(*) Concrete below 50 F (10 C) may have extended set times beyond what is expected.

Cold Weather and Spray-Lock Concrete Protection Products

Various techniques are used by concrete companies to offset the effects of low concrete temperature, including heating aggregates, heating water, and the use of chemical accelerators. Spray-Lock Concrete Protection (SCP) products should be kept from freezing during storage and should not be applied to concrete with temperatures less than 40° F (4.4° C). When chemical accelerators are used in the concrete, care should be taken when using SCP products due to early setting of the product on the surface after application. If this occurs, delay SCP product application until the product penetrates without reacting on the surface. Otherwise, SCP products can be expected to perform normally as long as cold weather concreting procedures are in place.

Conclusion

Quality concrete construction is achievable in cold weather, but takes careful preparation, planning, and execution. Generally, producers and contractors that operate in cold weather often are accustomed to the requirements of cold weather construction. Problems typically occur more often in warmer regions that rarely have cold weather for extended periods where cold weather concreting procedures are rarely used.

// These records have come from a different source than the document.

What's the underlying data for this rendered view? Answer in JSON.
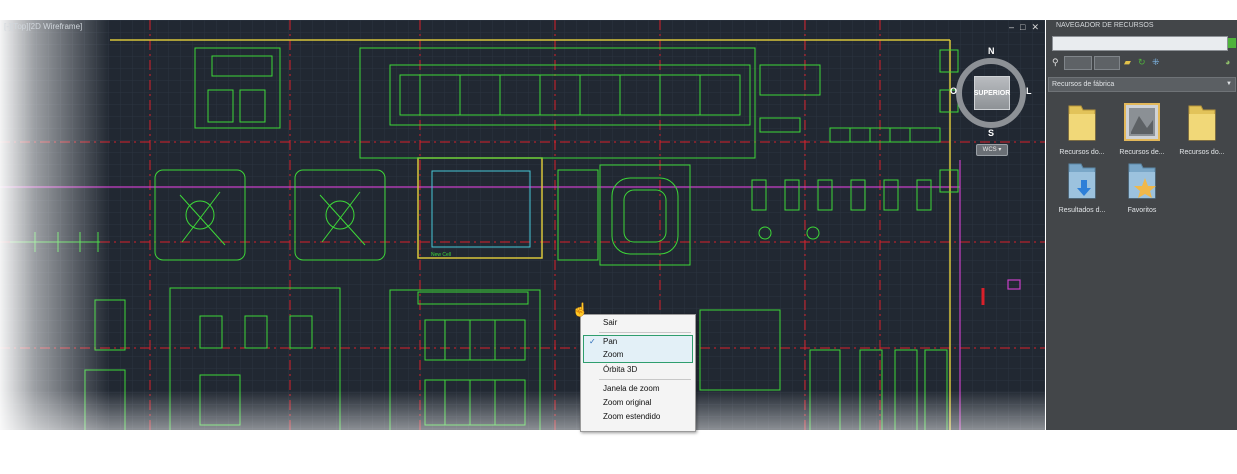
{
  "viewport": {
    "title": "[-][Top][2D Wireframe]",
    "controls": [
      "–",
      "□",
      "✕"
    ],
    "drawing_label": "New Cell"
  },
  "viewcube": {
    "face": "SUPERIOR",
    "north": "N",
    "south": "S",
    "east": "L",
    "west": "O",
    "wcs": "WCS ▾"
  },
  "context_menu": {
    "items": [
      "Sair",
      "Pan",
      "Zoom",
      "Órbita 3D",
      "Janela de zoom",
      "Zoom original",
      "Zoom estendido"
    ],
    "checked": "Pan"
  },
  "panel": {
    "title": "NAVEGADOR DE RECURSOS",
    "dropdown": "Recursos de fábrica",
    "icons": [
      {
        "label": "Recursos do...",
        "icon": "folder-icon"
      },
      {
        "label": "Recursos de...",
        "icon": "image-folder-icon"
      },
      {
        "label": "Recursos do...",
        "icon": "folder-icon"
      },
      {
        "label": "Resultados d...",
        "icon": "search-results-folder-icon"
      },
      {
        "label": "Favoritos",
        "icon": "favorites-folder-icon"
      }
    ]
  },
  "colors": {
    "background": "#212832",
    "cad_green": "#3dd838",
    "grid_red": "#d9202a",
    "magenta": "#c83fc8",
    "yellow": "#d8c63a",
    "cyan": "#48c8d8"
  }
}
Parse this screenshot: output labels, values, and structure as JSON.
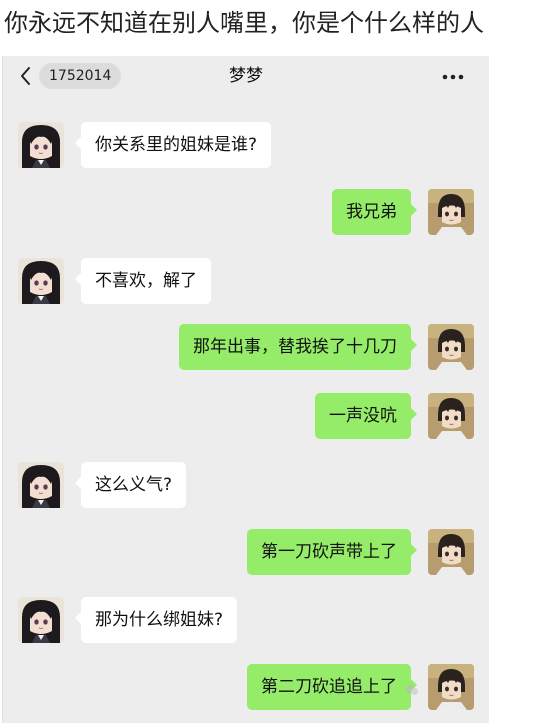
{
  "caption": "你永远不知道在别人嘴里，你是个什么样的人",
  "chat": {
    "back_badge": "1752014",
    "title": "梦梦",
    "messages": [
      {
        "side": "left",
        "text": "你关系里的姐妹是谁?"
      },
      {
        "side": "right",
        "text": "我兄弟"
      },
      {
        "side": "left",
        "text": "不喜欢，解了"
      },
      {
        "side": "right",
        "text": "那年出事，替我挨了十几刀"
      },
      {
        "side": "right",
        "text": "一声没吭"
      },
      {
        "side": "left",
        "text": "这么义气?"
      },
      {
        "side": "right",
        "text": "第一刀砍声带上了"
      },
      {
        "side": "left",
        "text": "那为什么绑姐妹?"
      },
      {
        "side": "right",
        "text": "第二刀砍追追上了"
      }
    ]
  },
  "icons": {
    "back": "chevron-left-icon",
    "more": "more-dots-icon",
    "watermark": "wechat-watermark-icon"
  },
  "colors": {
    "chat_background": "#ededed",
    "bubble_self": "#95ec69",
    "bubble_other": "#ffffff"
  }
}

¹ ACI 306R-16 Guide to Cold Weather Concreting. American Concrete Institute, Farmington Hills, MI.